Types of Concrete Stud Anchors
Concrete stud anchors are manufactured out of a number of different types of materials or coatings that are used in different types of applications.
- Zinc Plated - the zinc plated concrete stud anchors are manufactured from carbon steel and the zinc plated and is for dry indoor applications where moisture is not present.
- Hot-Dipped Galvanized - concrete stud anchors manufactured from carbon steel and then hot-dipped galvanized for use in outdoor applications where moisture is present.
- 303-304 stainless steel - concrete stud anchors manufactured from these two types of stainless steel are for use in wet environments and may be submerged in water.
- 316 stainless steel - for use in caustic-type environments where chemicals such as chlorine are present or submerged in salt water.
The concrete stud anchor dimensions are described as the diameter of the concrete stud anchor as well as the length of the concrete stud anchor. The available sizes are shown with the diameter first and then the time's sign (X) and then the length for example 3/8" x 5" would describe a concrete stud anchor that is 3/8" in diameter and 5" long.
Diameter - the diameter of the concrete stud anchor refers to the tread end and the diameter of the nut that can be threaded onto it.
Length - the length of the concrete stud anchor is measured as an overall length from one end to the other, including the threads and the clipped area of the stud.
Diameter to Use
The diameter of concrete stud anchor to use in any particular application is dependent on many factors, such as the weight of an object being fastened, depth of embedment, the strength of the concrete, the diameter of the hole in the item being fastened whether or not the diameter has been specified by an engineer. The larger in diameter the concrete stud anchor is the more weight it is able to hold and the deeper the embedment the better the holding value may be attainable.
The higher the strength of concrete that the concrete stud anchor is placed within, the higher the potential holding values will be. The predrilled hole in the fixture may also be a determining factor if the hole in the fixture is a certain size than the diameter of wedge anchor that can be used is limited to the size of concrete stud anchor that will fit through the hole. An engineer for the company of the item being attached determines many types the diameter of concrete stud anchor.
Length to Use
The minimum length of concrete stud anchor to use is determined by adding the thickness of the material being fastened to the minimum embedment for the diameter of concrete stud anchor, plus space for the nut and washer. Each diameter of concrete stud anchor must be installed into the concrete at a minimum depth of embedment.
Diameter of Hole
The diameter of the hole that must be drilled into the concrete must be equal to the diameter of concrete stud anchor being installed, 5/8" concrete stud anchor requires a 5/8" hole.
Depth of Hole

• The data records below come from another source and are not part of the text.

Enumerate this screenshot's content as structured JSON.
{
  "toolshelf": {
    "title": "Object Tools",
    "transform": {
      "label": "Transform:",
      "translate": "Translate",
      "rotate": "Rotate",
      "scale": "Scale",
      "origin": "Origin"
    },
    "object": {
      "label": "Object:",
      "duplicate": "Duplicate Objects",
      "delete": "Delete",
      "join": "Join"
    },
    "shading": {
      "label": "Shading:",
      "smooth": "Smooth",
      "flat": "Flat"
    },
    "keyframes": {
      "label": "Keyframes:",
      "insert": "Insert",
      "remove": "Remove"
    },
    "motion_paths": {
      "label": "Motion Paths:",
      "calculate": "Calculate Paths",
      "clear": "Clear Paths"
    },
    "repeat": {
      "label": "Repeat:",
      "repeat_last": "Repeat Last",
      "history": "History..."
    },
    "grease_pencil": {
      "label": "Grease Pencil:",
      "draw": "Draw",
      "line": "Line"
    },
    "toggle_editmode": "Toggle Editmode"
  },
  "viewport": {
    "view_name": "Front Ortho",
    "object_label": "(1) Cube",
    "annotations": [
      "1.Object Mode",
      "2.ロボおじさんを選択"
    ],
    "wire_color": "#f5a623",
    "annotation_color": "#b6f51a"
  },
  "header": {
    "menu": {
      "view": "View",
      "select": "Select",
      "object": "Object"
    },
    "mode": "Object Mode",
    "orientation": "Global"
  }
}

The hole must be drilled a minimum of 1/2" deeper into the concrete then the concrete stud anchor will penetrate. This will ensure that the concrete stud anchor will not bottom out in the hole and will allow space for any dust that is created during the installation process to fall into making sure it does not affect the installation of the concrete stud anchor.
Concrete Stud Anchor Installation
Watch a wedge anchor installation video here or follow the steps below to install a concrete wedge anchor.
- With a hammer drill in the hammer mode and a carbide tipped drill bit that meets ANSI standard B212.15 that is the same diameter as the diameter of the concrete wedge anchor being installed drill a hole in the concrete.
- Drill the depth of the hole a minimum of 1/2” deeper than concrete wedge anchor will penetrate or 1/2” deeper than the minimum depth of embedment.
- Using a wire brush, compressed air or vacuum clean out the hole of all debris and dust.
- Thread the nut onto the threaded end of concrete wedge anchor, so that the top of the nut is flush with the top of the concrete wedge anchor, this will protect the threads from damage during installation.
- Insert concrete wedge anchor, clipped end first, into the predrilled hole in the concrete. If the concrete wedge anchor is being installed through a hole in a fixture make sure that the hole diameter is larger than the diameter of the concrete wedge anchor being used.
- With a hammer strike, the nutted end of the concrete wedge anchor until a minimum of 6 threads are below the surface of the concrete or the surface of the item being attached.
- Using your fingers, tighten the nut.